Possibly the most subtle and nuanced image of the whole set is The Lagoon and Barges, Venice. It is a three-touch zinc-plate etching, meaning that the artist achieved the three degrees of density – darkest for the nearby barges, middling for the single sailboat, and very fine for the distant buildings – by dipping different parts of the zinc plate into acid for differentiated times: the longer a part of the plate is in the acid bath, the deeper the acid ‘bites’ the engraved lines, making the eventual printed line darker than those not exposed to the acid for so long.
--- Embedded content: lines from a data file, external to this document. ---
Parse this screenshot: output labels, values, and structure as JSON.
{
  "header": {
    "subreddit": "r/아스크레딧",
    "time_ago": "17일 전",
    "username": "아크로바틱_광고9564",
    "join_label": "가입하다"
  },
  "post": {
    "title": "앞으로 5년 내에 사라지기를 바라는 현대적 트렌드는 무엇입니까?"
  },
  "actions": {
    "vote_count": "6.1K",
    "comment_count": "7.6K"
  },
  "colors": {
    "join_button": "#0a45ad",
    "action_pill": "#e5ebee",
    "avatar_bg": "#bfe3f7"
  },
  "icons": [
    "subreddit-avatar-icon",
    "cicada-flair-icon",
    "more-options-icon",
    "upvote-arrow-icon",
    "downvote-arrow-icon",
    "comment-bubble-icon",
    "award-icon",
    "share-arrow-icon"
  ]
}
Streeton has taken his view from the San Marco side, looking across the Grand Canal and the Canal della Guidecca to the island of La Guidecca, towards the 16th century Church Il Redentore (The Church of the Redeemer), commissioned by the Republic of Venice in thanks for divine intervention to end the plague in the city (1575-1576). The church was designed by the great Palladio, and has been immortalised in countless images by the likes of Canaletto and other view painters. It is, however, gratifying that Streeton was not mesmerised by this classic topographical or touristic view, and relegated the monumental ensemble to the hazy background, achieving thereby a most powerful effect of atmospheric perspective. It is also impressive that he should have been willing to show something as prosaic as these heavy-duty barges instead of the ever-popular gondolas. While gondolas were, and are, a perfectly legitimate part of Venice’s waterborne traffic, they are undeniably elegant and picturesque. Those who observe the traffic in Venice know that there were then, and still are, all sorts of other vessels, including those equivalent to trucks, designed to deliver heavy cargo such as coal or, as in the nearest barge, barrels of consumables such as wine. These three barges, which nudge together, form a quite dark mass, which is further enlarged by their collective shadow in the water. In the closer expanse of water, Streeton notates the reflection of their masts and rigging on slightly agitated water, meaning that he makes very deft use of sharp, nervy, agitated lines ideally suited to etching. Beyond the barges, however, he has the nerve to suggest a large expanse of luminous water by simply leaving the paper blank, effectively replicating the fine, clear light of Venice.

(Field notes: Melbourne 2017).